If you have purchased an item with stains, Hamm recommends soaking the item for days and even weeks to remove those stains. Avoid bleach and chemical-heavy cleaners. “Always start with a mild detergent,” she says. Hamm starts with ivory flakes and steadily progresses to stronger stain removers, always checking for color fastness throughout the process. She also recommends using the hottest water possible—white linen fabric can even be boiled.

Another technique Hamm recommends for stain removal in antique linens is crofting. “Crofting is laying wet linens directly on the grass in bright sunshine,” she says. “The natural oxygenation process of the chlorophyll in the grass and the sun will help to remove stains.”

Crofting is a technique to remove stains from linens
Crofting is the practice of laying a fabric out on grass in direct sun to help remove stains.

Hamm also instructs collectors to thoroughly rinse out the soap and line dry. “Never put linens in the dryer or bring to the dry cleaner,” she says.

Lines being line dried
Always line dry your antique linens.

Once your antique linens are clean, it’s important to store them properly. “Store linens rolled in acid free tissue paper and lay them flat while storing to avoid creasing,” says Hamm.

Rolling your antique linens or laying them flat for storage will help prevent creasing.

How to Use Your Antique Linens

There are a variety of ways to utilize your antique and vintage linens. Craft-minded folks might use antique linens in other fabric and sewing projects. Antique linens are also a popular material for creating or embellishing doll clothing. They can also be used to patch and replace torn or worn materials on clothes or upholstered furniture.

Some people use antique linens to create new doll clothes or repair old ones.

While many collectors just seek out linens to enjoy their beauty, Adams encourages use of these antique items. “European household linens are highly collectible and entirely usable in “everyday” life,” she says. “Not a day goes by that I don’t have vintage French linen sheets on my bed and vintage Irish and French linen towels in my kitchen and bathroom. I unashamedly plead with buyers to use what they purchase.”

Items like antique sheets can be used for their beauty and utilitarian purpose. Image courtesy of Em’s Heart.

It’s also worth remembering that an item’s intended purpose can be refashioned in the home with little to no crafting necessary. A lace tablecloth can become a bed covering or a monogrammed top sheet can become a tablecloth. Antique napkins can become window valances. There are a variety of uses for all antique linens.

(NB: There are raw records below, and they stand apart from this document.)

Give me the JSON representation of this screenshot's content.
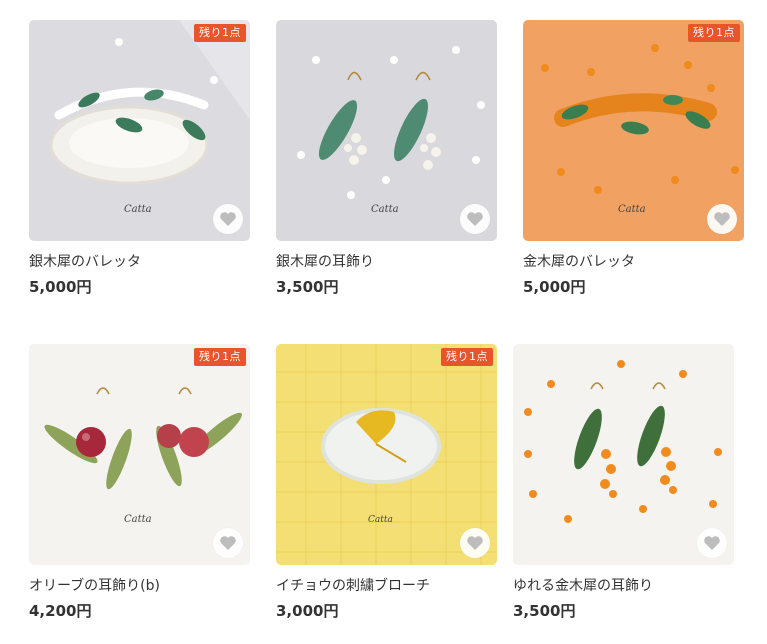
{
  "products": [
    {
      "title": "銀木犀のバレッタ",
      "price": "5,000円",
      "badge": "残り1点"
    },
    {
      "title": "銀木犀の耳飾り",
      "price": "3,500円",
      "badge": ""
    },
    {
      "title": "金木犀のバレッタ",
      "price": "5,000円",
      "badge": "残り1点"
    },
    {
      "title": "オリーブの耳飾り(b)",
      "price": "4,200円",
      "badge": "残り1点"
    },
    {
      "title": "イチョウの刺繍ブローチ",
      "price": "3,000円",
      "badge": "残り1点"
    },
    {
      "title": "ゆれる金木犀の耳飾り",
      "price": "3,500円",
      "badge": ""
    }
  ],
  "photo_signature": "Catta",
  "colors": {
    "badge": "#e8552a",
    "heart": "#bdbdbd",
    "text": "#333333"
  },
  "icons": {
    "favorite": "heart-icon"
  }
}
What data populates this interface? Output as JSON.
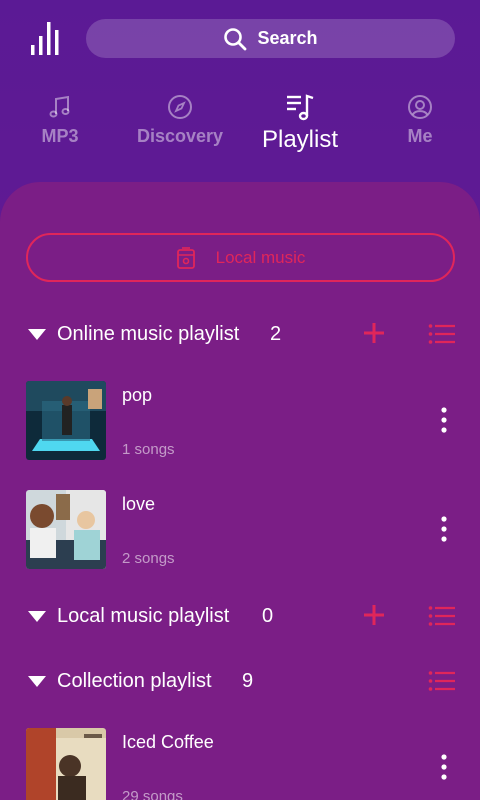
{
  "header": {
    "search_label": "Search"
  },
  "tabs": [
    {
      "label": "MP3",
      "icon": "music-note-icon"
    },
    {
      "label": "Discovery",
      "icon": "compass-icon"
    },
    {
      "label": "Playlist",
      "icon": "playlist-icon",
      "active": true
    },
    {
      "label": "Me",
      "icon": "user-icon"
    }
  ],
  "local_music": {
    "label": "Local music"
  },
  "sections": {
    "online": {
      "title": "Online music playlist",
      "count": "2"
    },
    "local": {
      "title": "Local music playlist",
      "count": "0"
    },
    "collection": {
      "title": "Collection playlist",
      "count": "9"
    }
  },
  "online_playlists": [
    {
      "name": "pop",
      "songs": "1 songs"
    },
    {
      "name": "love",
      "songs": "2 songs"
    }
  ],
  "collection_playlists": [
    {
      "name": "Iced Coffee",
      "songs": "29 songs"
    }
  ],
  "colors": {
    "accent": "#e0265a",
    "background": "#5b1a95",
    "panel": "#7b1e86"
  }
}
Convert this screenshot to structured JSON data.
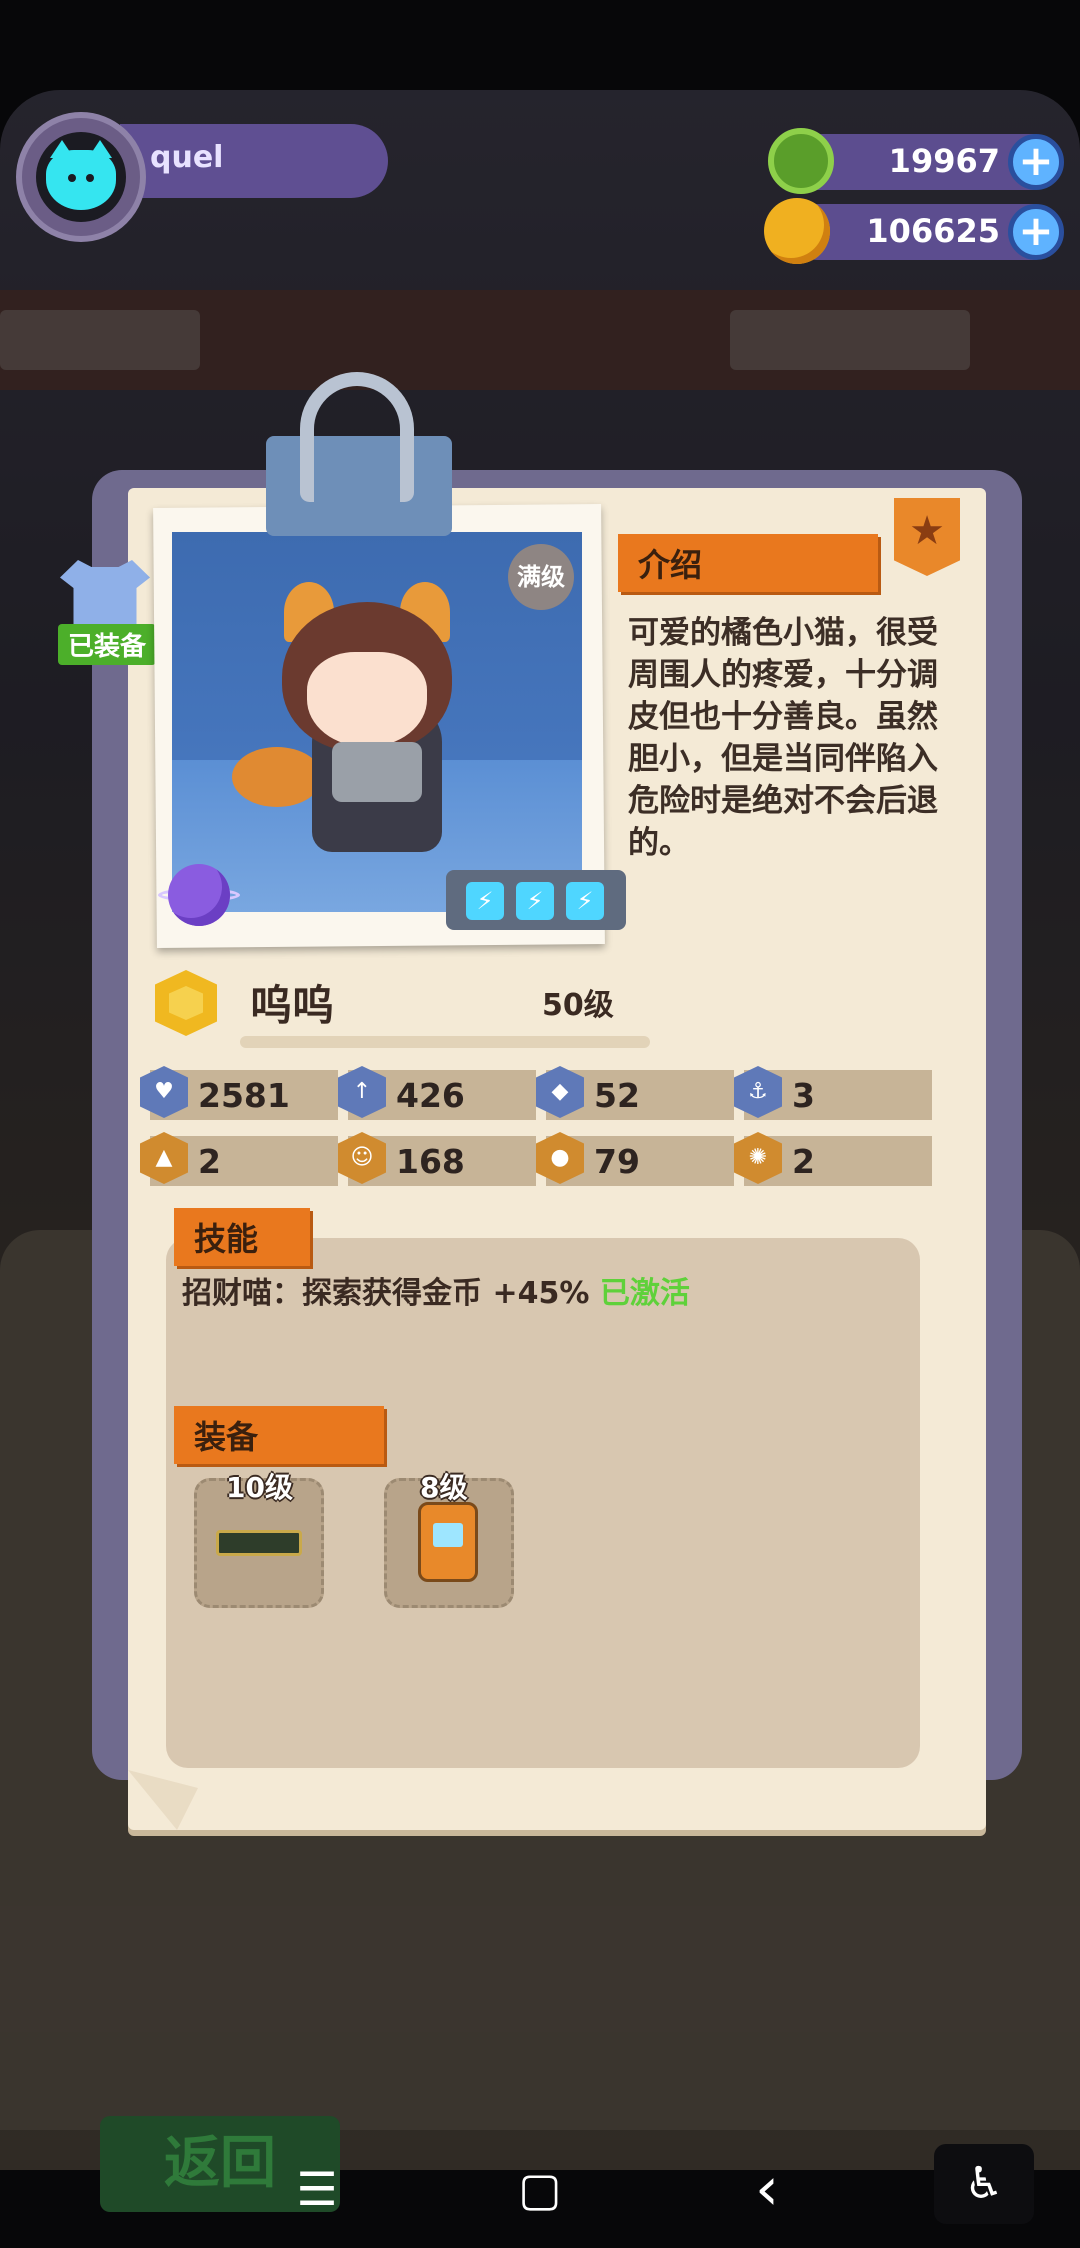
{
  "player": {
    "name": "quel"
  },
  "currencies": [
    {
      "name": "gems",
      "value": "19967",
      "icon": "green-gem-icon",
      "color": "#7fd43a"
    },
    {
      "name": "coins",
      "value": "106625",
      "icon": "gold-planet-coin-icon",
      "color": "#f0b020"
    }
  ],
  "equipped_badge": "已装备",
  "card": {
    "max_level_badge": "满级",
    "intro_header": "介绍",
    "intro_text": "可爱的橘色小猫，很受周围人的疼爱，十分调皮但也十分善良。虽然胆小，但是当同伴陷入危险时是绝对不会后退的。",
    "character_name": "呜呜",
    "character_level": "50级",
    "energy_icons": [
      "lightning-icon",
      "lightning-icon",
      "lightning-icon"
    ],
    "stats": [
      {
        "icon": "heart-shield-icon",
        "value": "2581"
      },
      {
        "icon": "sword-icon",
        "value": "426"
      },
      {
        "icon": "shield-icon",
        "value": "52"
      },
      {
        "icon": "anchor-icon",
        "value": "3"
      },
      {
        "icon": "boot-icon",
        "value": "2"
      },
      {
        "icon": "smile-icon",
        "value": "168"
      },
      {
        "icon": "muscle-icon",
        "value": "79"
      },
      {
        "icon": "brain-icon",
        "value": "2"
      }
    ],
    "skill_header": "技能",
    "skill_text": "招财喵：探索获得金币 +45% ",
    "skill_status": "已激活",
    "equip_header": "装备",
    "equipment": [
      {
        "level": "10级",
        "icon": "belt-item-icon"
      },
      {
        "level": "8级",
        "icon": "backpack-item-icon"
      }
    ]
  },
  "back_button": "返回",
  "navbar": {
    "menu": "☰",
    "home": "▢",
    "back": "‹",
    "accessibility": "♿"
  }
}
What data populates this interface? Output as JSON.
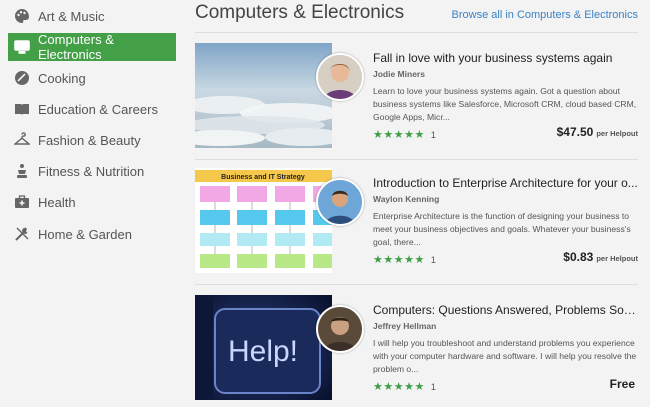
{
  "sidebar": {
    "items": [
      {
        "label": "Art & Music",
        "icon": "palette-icon",
        "active": false
      },
      {
        "label": "Computers & Electronics",
        "icon": "monitor-icon",
        "active": true
      },
      {
        "label": "Cooking",
        "icon": "cooking-icon",
        "active": false
      },
      {
        "label": "Education & Careers",
        "icon": "book-icon",
        "active": false
      },
      {
        "label": "Fashion & Beauty",
        "icon": "hanger-icon",
        "active": false
      },
      {
        "label": "Fitness & Nutrition",
        "icon": "fitness-icon",
        "active": false
      },
      {
        "label": "Health",
        "icon": "medical-kit-icon",
        "active": false
      },
      {
        "label": "Home & Garden",
        "icon": "tools-icon",
        "active": false
      }
    ]
  },
  "main": {
    "heading": "Computers & Electronics",
    "browse_all": "Browse all in Computers & Electronics",
    "cards": [
      {
        "title": "Fall in love with your business systems again",
        "author": "Jodie Miners",
        "description": "Learn to love your business systems again. Got a question about business systems like Salesforce, Microsoft CRM, cloud based CRM, Google Apps, Micr...",
        "stars": "★★★★★",
        "rating_count": "1",
        "price": "$47.50",
        "price_unit": "per Helpout"
      },
      {
        "title": "Introduction to Enterprise Architecture for your o...",
        "author": "Waylon Kenning",
        "description": "Enterprise Architecture is the function of designing your business to meet your business objectives and goals. Whatever your business's goal, there...",
        "stars": "★★★★★",
        "rating_count": "1",
        "price": "$0.83",
        "price_unit": "per Helpout",
        "thumb_title": "Business and IT Strategy"
      },
      {
        "title": "Computers: Questions Answered, Problems Solv...",
        "author": "Jeffrey Hellman",
        "description": "I will help you troubleshoot and understand problems you experience with your computer hardware and software. I will help you resolve the problem o...",
        "stars": "★★★★★",
        "rating_count": "1",
        "price": "Free",
        "price_unit": "",
        "thumb_key_label": "Help!"
      }
    ]
  },
  "colors": {
    "accent_green": "#43a047",
    "star_green": "#3f9f46",
    "link_blue": "#3b82c4",
    "background": "#f3f3f3"
  }
}
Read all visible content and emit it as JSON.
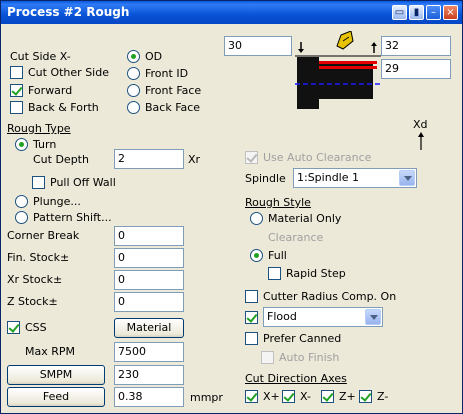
{
  "window": {
    "title": "Process #2 Rough"
  },
  "cut_side": {
    "label": "Cut Side X-",
    "other_side_label": "Cut Other Side",
    "forward_label": "Forward",
    "back_forth_label": "Back & Forth",
    "od_label": "OD",
    "front_id_label": "Front ID",
    "front_face_label": "Front Face",
    "back_face_label": "Back Face"
  },
  "diagram": {
    "left_value": "30",
    "right_top_value": "32",
    "right_bottom_value": "29",
    "axis_label": "Xd"
  },
  "rough_type": {
    "heading": "Rough Type",
    "turn_label": "Turn",
    "cut_depth_label": "Cut Depth",
    "cut_depth_value": "2",
    "cut_depth_unit": "Xr",
    "pull_off_wall_label": "Pull Off Wall",
    "plunge_label": "Plunge...",
    "pattern_shift_label": "Pattern Shift..."
  },
  "stock": {
    "corner_break_label": "Corner Break",
    "corner_break_value": "0",
    "fin_stock_label": "Fin. Stock±",
    "fin_stock_value": "0",
    "xr_stock_label": "Xr Stock±",
    "xr_stock_value": "0",
    "z_stock_label": "Z Stock±",
    "z_stock_value": "0"
  },
  "css": {
    "label": "CSS",
    "material_button": "Material",
    "max_rpm_label": "Max RPM",
    "max_rpm_value": "7500",
    "smpm_button": "SMPM",
    "smpm_value": "230",
    "feed_button": "Feed",
    "feed_value": "0.38",
    "feed_unit": "mmpr"
  },
  "right_panel": {
    "use_auto_clearance_label": "Use Auto Clearance",
    "spindle_label": "Spindle",
    "spindle_value": "1:Spindle 1",
    "rough_style_heading": "Rough Style",
    "material_only_label": "Material Only",
    "clearance_label": "Clearance",
    "full_label": "Full",
    "rapid_step_label": "Rapid Step",
    "cutter_radius_label": "Cutter Radius Comp. On",
    "coolant_value": "Flood",
    "prefer_canned_label": "Prefer Canned",
    "auto_finish_label": "Auto Finish",
    "cut_direction_heading": "Cut Direction Axes",
    "xplus_label": "X+",
    "xminus_label": "X-",
    "zplus_label": "Z+",
    "zminus_label": "Z-"
  }
}
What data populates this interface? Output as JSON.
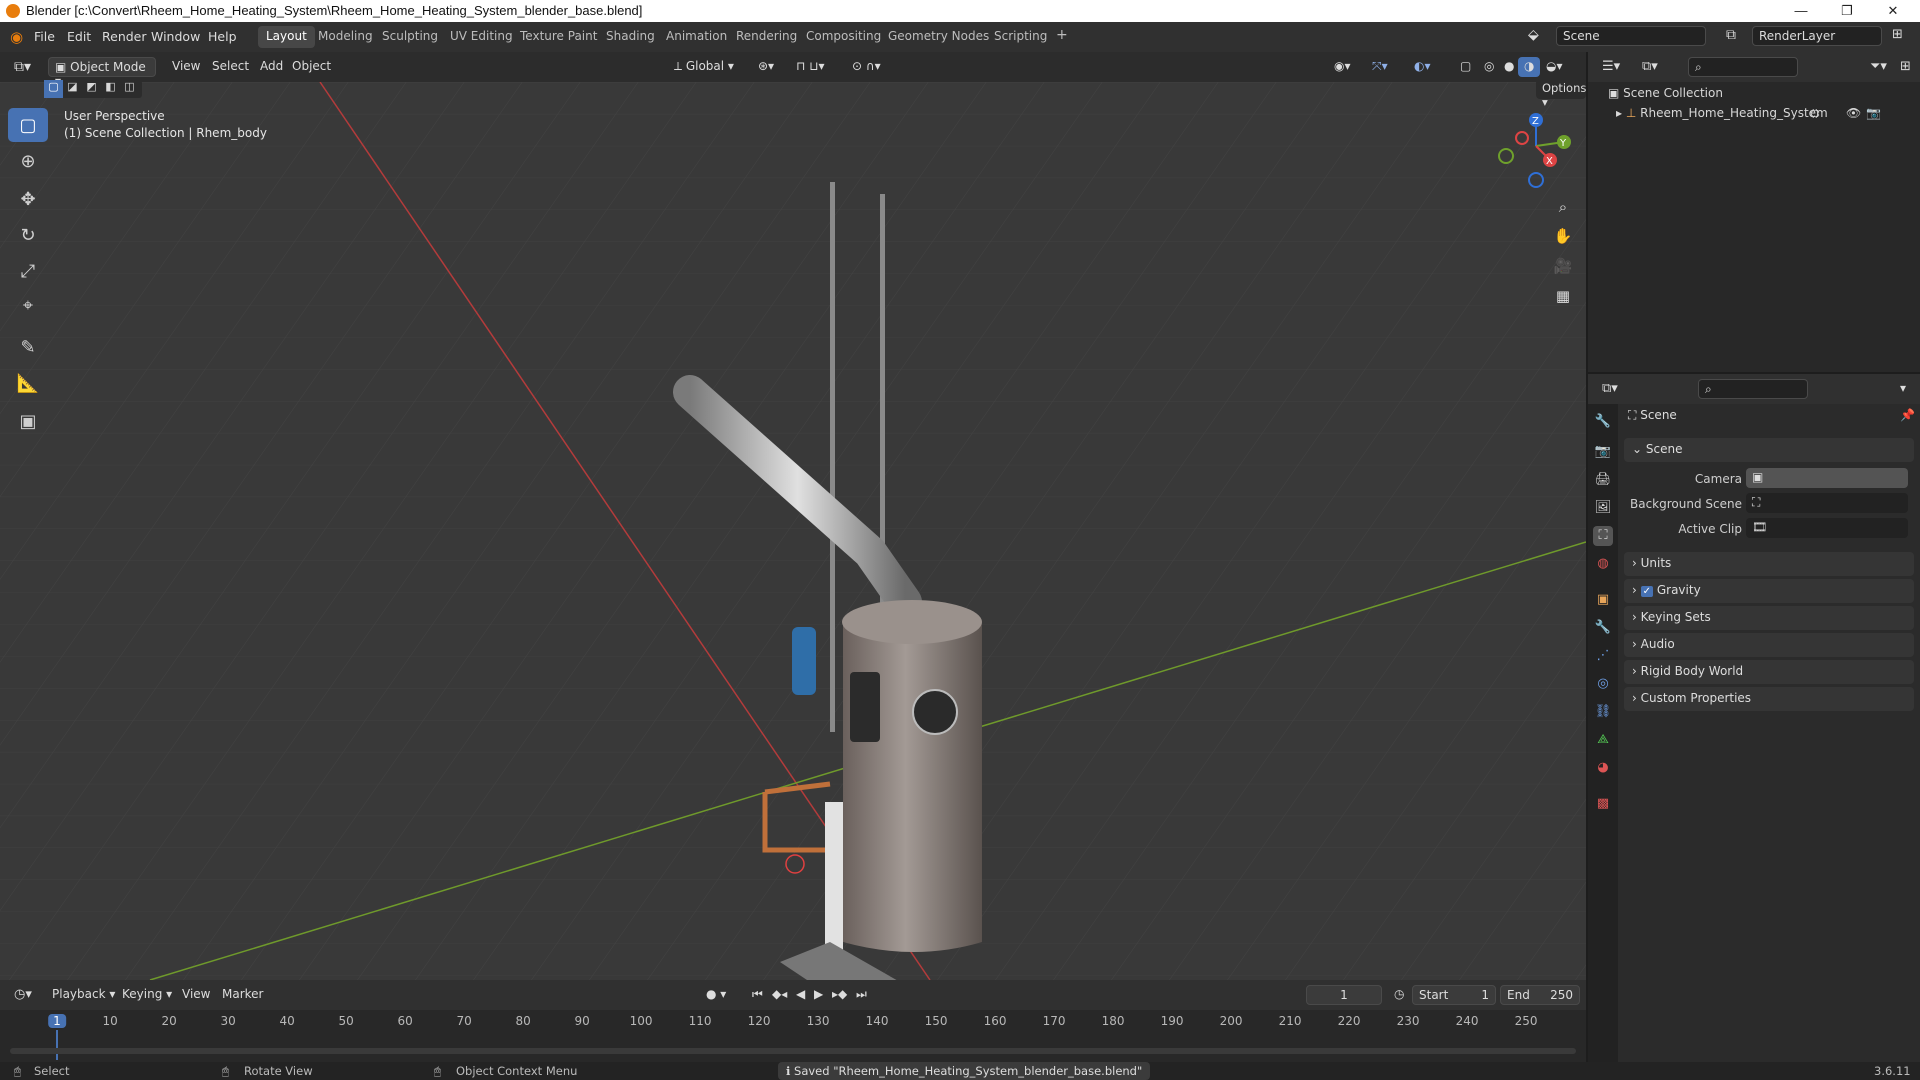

Whether you are a seasoned veteran of collecting antique linens or brand new to the fancy vintage world, estate sales are a great place to start hunting for the next piece of your collection. Find an estate sale near you.